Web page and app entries
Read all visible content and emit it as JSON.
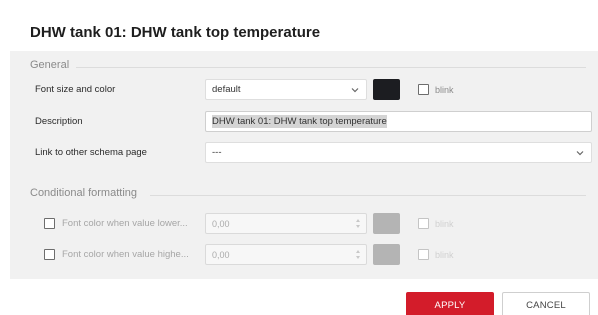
{
  "dialog": {
    "title": "DHW tank 01: DHW tank top temperature"
  },
  "general": {
    "legend": "General",
    "font_row": {
      "label": "Font size and color",
      "font_size": "default",
      "color": "#1c1d21",
      "blink_label": "blink",
      "blink_checked": false
    },
    "description_row": {
      "label": "Description",
      "value": "DHW tank 01: DHW tank top temperature"
    },
    "link_row": {
      "label": "Link to other schema page",
      "value": "---"
    }
  },
  "conditional": {
    "legend": "Conditional formatting",
    "lower": {
      "label": "Font color when value lower...",
      "value": "0,00",
      "color": "#b4b4b4",
      "blink_label": "blink",
      "checked": false
    },
    "higher": {
      "label": "Font color when value highe...",
      "value": "0,00",
      "color": "#b4b4b4",
      "blink_label": "blink",
      "checked": false
    }
  },
  "buttons": {
    "apply": "APPLY",
    "cancel": "CANCEL"
  }
}
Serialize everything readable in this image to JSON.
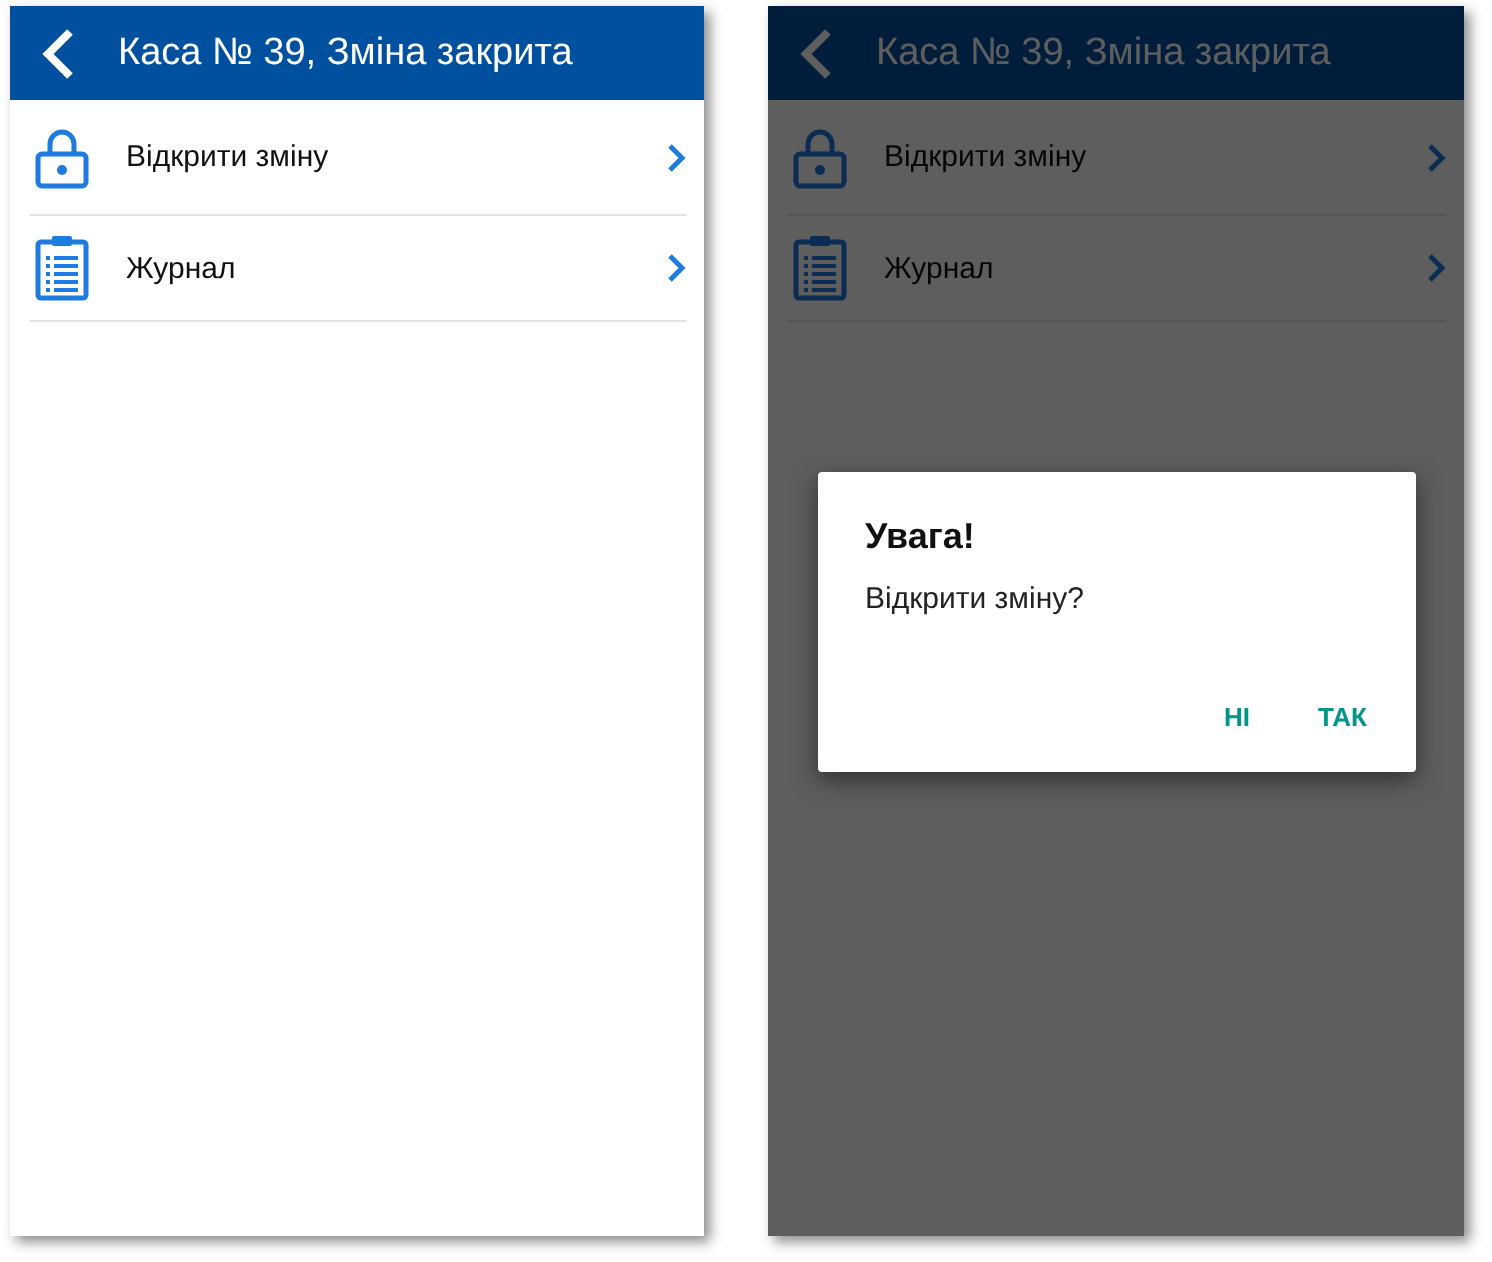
{
  "screens": [
    {
      "title": "Каса № 39, Зміна закрита",
      "items": [
        {
          "kind": "lock",
          "label": "Відкрити зміну"
        },
        {
          "kind": "clipboard",
          "label": "Журнал"
        }
      ]
    },
    {
      "title": "Каса № 39, Зміна закрита",
      "items": [
        {
          "kind": "lock",
          "label": "Відкрити зміну"
        },
        {
          "kind": "clipboard",
          "label": "Журнал"
        }
      ],
      "dialog": {
        "title": "Увага!",
        "message": "Відкрити зміну?",
        "buttons": [
          "НІ",
          "ТАК"
        ]
      }
    }
  ]
}
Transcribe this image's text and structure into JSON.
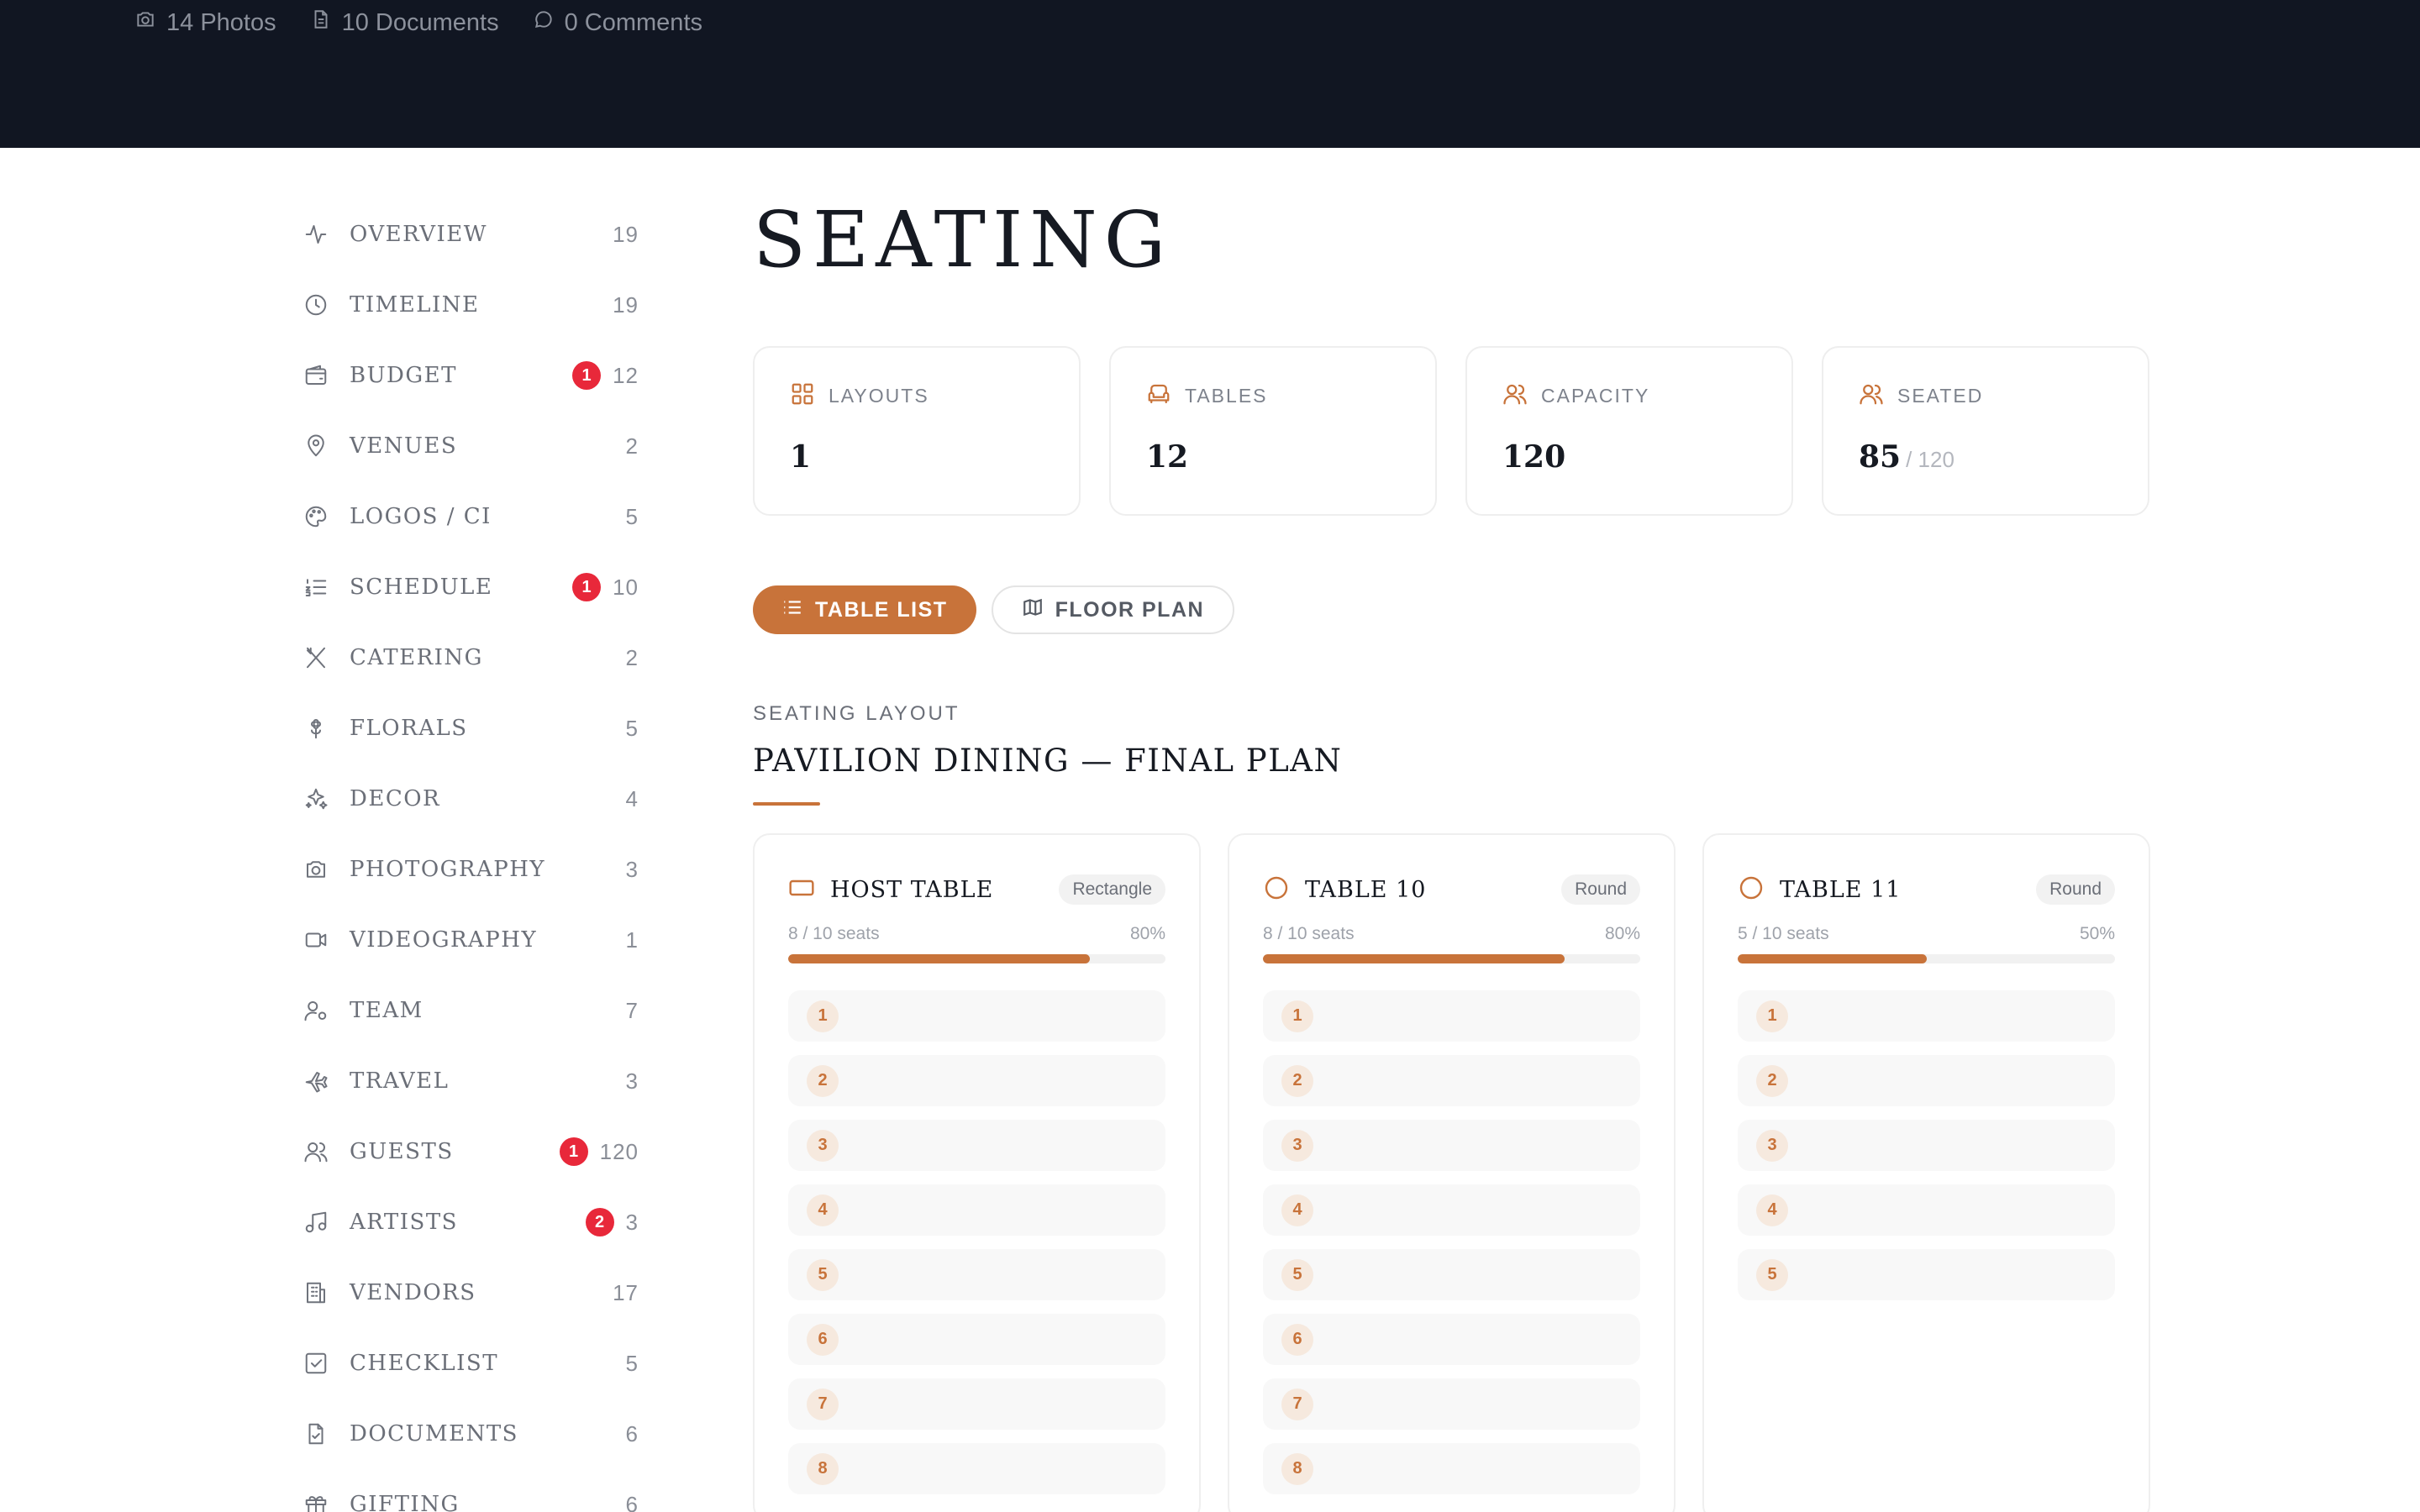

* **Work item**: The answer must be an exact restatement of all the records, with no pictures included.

* **Answer to the exercise**:
Read all visible content and emit it as JSON.
{
  "dialog": {
    "title": "DHW tank 01: DHW tank top temperature"
  },
  "general": {
    "legend": "General",
    "font_row": {
      "label": "Font size and color",
      "font_size": "default",
      "color": "#1c1d21",
      "blink_label": "blink",
      "blink_checked": false
    },
    "description_row": {
      "label": "Description",
      "value": "DHW tank 01: DHW tank top temperature"
    },
    "link_row": {
      "label": "Link to other schema page",
      "value": "---"
    }
  },
  "conditional": {
    "legend": "Conditional formatting",
    "lower": {
      "label": "Font color when value lower...",
      "value": "0,00",
      "color": "#b4b4b4",
      "blink_label": "blink",
      "checked": false
    },
    "higher": {
      "label": "Font color when value highe...",
      "value": "0,00",
      "color": "#b4b4b4",
      "blink_label": "blink",
      "checked": false
    }
  },
  "buttons": {
    "apply": "APPLY",
    "cancel": "CANCEL"
  }
}
Serialize everything readable in this image to JSON.
{
  "screens": [
    {
      "title": "Каса № 39, Зміна закрита",
      "items": [
        {
          "kind": "lock",
          "label": "Відкрити зміну"
        },
        {
          "kind": "clipboard",
          "label": "Журнал"
        }
      ]
    },
    {
      "title": "Каса № 39, Зміна закрита",
      "items": [
        {
          "kind": "lock",
          "label": "Відкрити зміну"
        },
        {
          "kind": "clipboard",
          "label": "Журнал"
        }
      ],
      "dialog": {
        "title": "Увага!",
        "message": "Відкрити зміну?",
        "buttons": [
          "НІ",
          "ТАК"
        ]
      }
    }
  ]
}
Transcribe this image's text and structure into JSON.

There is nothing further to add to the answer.